[[ Provided records open ]]
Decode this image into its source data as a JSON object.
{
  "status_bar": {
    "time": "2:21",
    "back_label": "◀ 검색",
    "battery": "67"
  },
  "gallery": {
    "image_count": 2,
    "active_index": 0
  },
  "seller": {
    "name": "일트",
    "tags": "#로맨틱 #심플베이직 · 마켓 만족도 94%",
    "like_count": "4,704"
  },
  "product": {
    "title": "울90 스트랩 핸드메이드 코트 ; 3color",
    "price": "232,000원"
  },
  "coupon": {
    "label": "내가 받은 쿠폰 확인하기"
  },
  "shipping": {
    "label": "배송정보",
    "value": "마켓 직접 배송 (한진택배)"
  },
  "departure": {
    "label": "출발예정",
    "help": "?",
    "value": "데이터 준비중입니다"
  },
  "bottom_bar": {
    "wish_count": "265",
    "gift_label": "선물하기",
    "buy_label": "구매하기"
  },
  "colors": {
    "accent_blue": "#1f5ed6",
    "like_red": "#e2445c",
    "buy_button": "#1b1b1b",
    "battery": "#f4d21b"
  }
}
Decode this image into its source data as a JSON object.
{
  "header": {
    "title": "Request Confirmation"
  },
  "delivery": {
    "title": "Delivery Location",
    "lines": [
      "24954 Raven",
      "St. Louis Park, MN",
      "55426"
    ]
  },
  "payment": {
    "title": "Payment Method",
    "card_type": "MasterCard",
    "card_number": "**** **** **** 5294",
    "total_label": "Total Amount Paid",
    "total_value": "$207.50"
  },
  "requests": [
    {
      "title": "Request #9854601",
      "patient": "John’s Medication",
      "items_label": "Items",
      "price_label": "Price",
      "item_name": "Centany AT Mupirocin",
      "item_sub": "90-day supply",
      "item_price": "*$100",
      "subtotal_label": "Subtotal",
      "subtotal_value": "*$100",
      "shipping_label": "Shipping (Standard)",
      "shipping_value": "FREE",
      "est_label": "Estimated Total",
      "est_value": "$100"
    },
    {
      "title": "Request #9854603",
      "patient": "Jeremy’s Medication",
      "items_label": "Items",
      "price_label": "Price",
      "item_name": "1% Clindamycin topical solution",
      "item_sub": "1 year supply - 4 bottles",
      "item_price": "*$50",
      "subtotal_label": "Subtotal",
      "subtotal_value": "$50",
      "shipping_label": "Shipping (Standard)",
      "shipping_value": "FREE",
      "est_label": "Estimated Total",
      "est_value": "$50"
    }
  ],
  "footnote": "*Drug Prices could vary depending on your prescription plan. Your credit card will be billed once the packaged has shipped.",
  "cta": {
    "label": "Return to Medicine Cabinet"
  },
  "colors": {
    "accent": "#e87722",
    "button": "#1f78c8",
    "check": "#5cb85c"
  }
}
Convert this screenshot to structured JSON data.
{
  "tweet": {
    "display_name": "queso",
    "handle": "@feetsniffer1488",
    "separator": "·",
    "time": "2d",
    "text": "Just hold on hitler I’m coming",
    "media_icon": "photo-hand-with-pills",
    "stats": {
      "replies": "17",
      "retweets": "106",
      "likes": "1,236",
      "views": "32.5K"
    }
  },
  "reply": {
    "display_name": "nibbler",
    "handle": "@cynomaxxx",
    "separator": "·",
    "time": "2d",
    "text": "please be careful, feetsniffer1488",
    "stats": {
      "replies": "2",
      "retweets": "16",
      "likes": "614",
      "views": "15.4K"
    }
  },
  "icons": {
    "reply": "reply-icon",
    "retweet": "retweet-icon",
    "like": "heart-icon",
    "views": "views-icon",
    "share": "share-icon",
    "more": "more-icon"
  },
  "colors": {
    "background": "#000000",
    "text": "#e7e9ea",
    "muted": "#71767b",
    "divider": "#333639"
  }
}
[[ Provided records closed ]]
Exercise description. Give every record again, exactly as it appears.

Response.
Decode this image into its source data as a JSON object.
{
  "status_bar": {
    "time": "2:21",
    "back_label": "◀ 검색",
    "battery": "67"
  },
  "gallery": {
    "image_count": 2,
    "active_index": 0
  },
  "seller": {
    "name": "일트",
    "tags": "#로맨틱 #심플베이직 · 마켓 만족도 94%",
    "like_count": "4,704"
  },
  "product": {
    "title": "울90 스트랩 핸드메이드 코트 ; 3color",
    "price": "232,000원"
  },
  "coupon": {
    "label": "내가 받은 쿠폰 확인하기"
  },
  "shipping": {
    "label": "배송정보",
    "value": "마켓 직접 배송 (한진택배)"
  },
  "departure": {
    "label": "출발예정",
    "help": "?",
    "value": "데이터 준비중입니다"
  },
  "bottom_bar": {
    "wish_count": "265",
    "gift_label": "선물하기",
    "buy_label": "구매하기"
  },
  "colors": {
    "accent_blue": "#1f5ed6",
    "like_red": "#e2445c",
    "buy_button": "#1b1b1b",
    "battery": "#f4d21b"
  }
}
Decode this image into its source data as a JSON object.
{
  "header": {
    "title": "Request Confirmation"
  },
  "delivery": {
    "title": "Delivery Location",
    "lines": [
      "24954 Raven",
      "St. Louis Park, MN",
      "55426"
    ]
  },
  "payment": {
    "title": "Payment Method",
    "card_type": "MasterCard",
    "card_number": "**** **** **** 5294",
    "total_label": "Total Amount Paid",
    "total_value": "$207.50"
  },
  "requests": [
    {
      "title": "Request #9854601",
      "patient": "John’s Medication",
      "items_label": "Items",
      "price_label": "Price",
      "item_name": "Centany AT Mupirocin",
      "item_sub": "90-day supply",
      "item_price": "*$100",
      "subtotal_label": "Subtotal",
      "subtotal_value": "*$100",
      "shipping_label": "Shipping (Standard)",
      "shipping_value": "FREE",
      "est_label": "Estimated Total",
      "est_value": "$100"
    },
    {
      "title": "Request #9854603",
      "patient": "Jeremy’s Medication",
      "items_label": "Items",
      "price_label": "Price",
      "item_name": "1% Clindamycin topical solution",
      "item_sub": "1 year supply - 4 bottles",
      "item_price": "*$50",
      "subtotal_label": "Subtotal",
      "subtotal_value": "$50",
      "shipping_label": "Shipping (Standard)",
      "shipping_value": "FREE",
      "est_label": "Estimated Total",
      "est_value": "$50"
    }
  ],
  "footnote": "*Drug Prices could vary depending on your prescription plan. Your credit card will be billed once the packaged has shipped.",
  "cta": {
    "label": "Return to Medicine Cabinet"
  },
  "colors": {
    "accent": "#e87722",
    "button": "#1f78c8",
    "check": "#5cb85c"
  }
}
Convert this screenshot to structured JSON data.
{
  "tweet": {
    "display_name": "queso",
    "handle": "@feetsniffer1488",
    "separator": "·",
    "time": "2d",
    "text": "Just hold on hitler I’m coming",
    "media_icon": "photo-hand-with-pills",
    "stats": {
      "replies": "17",
      "retweets": "106",
      "likes": "1,236",
      "views": "32.5K"
    }
  },
  "reply": {
    "display_name": "nibbler",
    "handle": "@cynomaxxx",
    "separator": "·",
    "time": "2d",
    "text": "please be careful, feetsniffer1488",
    "stats": {
      "replies": "2",
      "retweets": "16",
      "likes": "614",
      "views": "15.4K"
    }
  },
  "icons": {
    "reply": "reply-icon",
    "retweet": "retweet-icon",
    "like": "heart-icon",
    "views": "views-icon",
    "share": "share-icon",
    "more": "more-icon"
  },
  "colors": {
    "background": "#000000",
    "text": "#e7e9ea",
    "muted": "#71767b",
    "divider": "#333639"
  }
}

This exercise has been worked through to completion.